Excerpts from an interface dataset:

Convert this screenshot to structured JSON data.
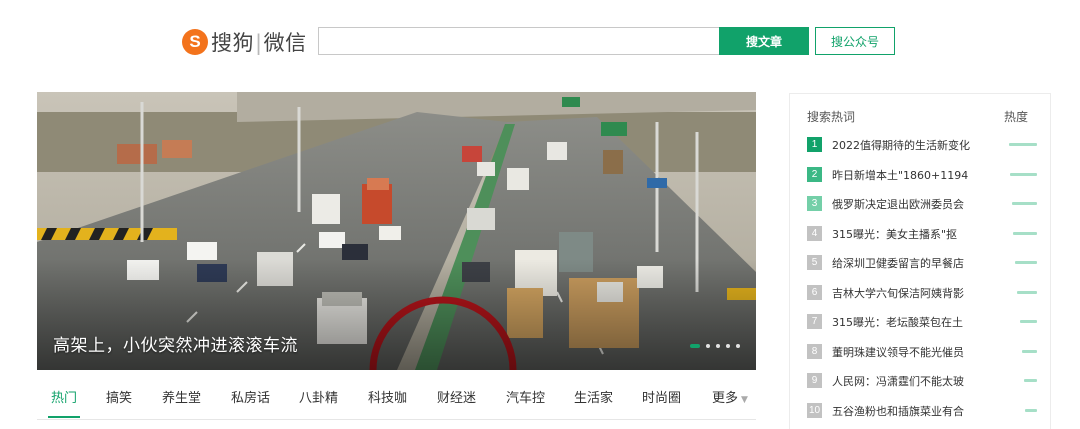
{
  "header": {
    "logo_mark": "S",
    "logo_name_left": "搜狗",
    "logo_name_right": "微信",
    "search_placeholder": "",
    "btn_article": "搜文章",
    "btn_account": "搜公众号"
  },
  "banner": {
    "caption": "高架上，小伙突然冲进滚滚车流",
    "slide_count": 5,
    "active_slide": 1
  },
  "tabs": [
    {
      "label": "热门"
    },
    {
      "label": "搞笑"
    },
    {
      "label": "养生堂"
    },
    {
      "label": "私房话"
    },
    {
      "label": "八卦精"
    },
    {
      "label": "科技咖"
    },
    {
      "label": "财经迷"
    },
    {
      "label": "汽车控"
    },
    {
      "label": "生活家"
    },
    {
      "label": "时尚圈"
    },
    {
      "label": "更多"
    }
  ],
  "hot": {
    "title": "搜索热词",
    "heat_label": "热度",
    "items": [
      {
        "rank": "1",
        "text": "2022值得期待的生活新变化",
        "heat": 1.0
      },
      {
        "rank": "2",
        "text": "昨日新增本土\"1860+1194",
        "heat": 0.95
      },
      {
        "rank": "3",
        "text": "俄罗斯决定退出欧洲委员会",
        "heat": 0.9
      },
      {
        "rank": "4",
        "text": "315曝光：美女主播系\"抠",
        "heat": 0.85
      },
      {
        "rank": "5",
        "text": "给深圳卫健委留言的早餐店",
        "heat": 0.78
      },
      {
        "rank": "6",
        "text": "吉林大学六旬保洁阿姨背影",
        "heat": 0.7
      },
      {
        "rank": "7",
        "text": "315曝光：老坛酸菜包在土",
        "heat": 0.62
      },
      {
        "rank": "8",
        "text": "董明珠建议领导不能光催员",
        "heat": 0.55
      },
      {
        "rank": "9",
        "text": "人民网：冯潇霆们不能太玻",
        "heat": 0.48
      },
      {
        "rank": "10",
        "text": "五谷渔粉也和插旗菜业有合",
        "heat": 0.42
      }
    ]
  },
  "colors": {
    "accent": "#11a26a",
    "logo": "#f3731c",
    "rank_top": [
      "#11a26a",
      "#3bb885",
      "#74cfa8"
    ],
    "rank_rest": "#c2c2c2"
  }
}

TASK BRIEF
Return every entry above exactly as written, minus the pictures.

COMPLETED TASK
Convert this screenshot to structured JSON data.
{
  "header": {
    "logo_mark": "S",
    "logo_name_left": "搜狗",
    "logo_name_right": "微信",
    "search_placeholder": "",
    "btn_article": "搜文章",
    "btn_account": "搜公众号"
  },
  "banner": {
    "caption": "高架上，小伙突然冲进滚滚车流",
    "slide_count": 5,
    "active_slide": 1
  },
  "tabs": [
    {
      "label": "热门"
    },
    {
      "label": "搞笑"
    },
    {
      "label": "养生堂"
    },
    {
      "label": "私房话"
    },
    {
      "label": "八卦精"
    },
    {
      "label": "科技咖"
    },
    {
      "label": "财经迷"
    },
    {
      "label": "汽车控"
    },
    {
      "label": "生活家"
    },
    {
      "label": "时尚圈"
    },
    {
      "label": "更多"
    }
  ],
  "hot": {
    "title": "搜索热词",
    "heat_label": "热度",
    "items": [
      {
        "rank": "1",
        "text": "2022值得期待的生活新变化",
        "heat": 1.0
      },
      {
        "rank": "2",
        "text": "昨日新增本土\"1860+1194",
        "heat": 0.95
      },
      {
        "rank": "3",
        "text": "俄罗斯决定退出欧洲委员会",
        "heat": 0.9
      },
      {
        "rank": "4",
        "text": "315曝光：美女主播系\"抠",
        "heat": 0.85
      },
      {
        "rank": "5",
        "text": "给深圳卫健委留言的早餐店",
        "heat": 0.78
      },
      {
        "rank": "6",
        "text": "吉林大学六旬保洁阿姨背影",
        "heat": 0.7
      },
      {
        "rank": "7",
        "text": "315曝光：老坛酸菜包在土",
        "heat": 0.62
      },
      {
        "rank": "8",
        "text": "董明珠建议领导不能光催员",
        "heat": 0.55
      },
      {
        "rank": "9",
        "text": "人民网：冯潇霆们不能太玻",
        "heat": 0.48
      },
      {
        "rank": "10",
        "text": "五谷渔粉也和插旗菜业有合",
        "heat": 0.42
      }
    ]
  },
  "colors": {
    "accent": "#11a26a",
    "logo": "#f3731c",
    "rank_top": [
      "#11a26a",
      "#3bb885",
      "#74cfa8"
    ],
    "rank_rest": "#c2c2c2"
  }
}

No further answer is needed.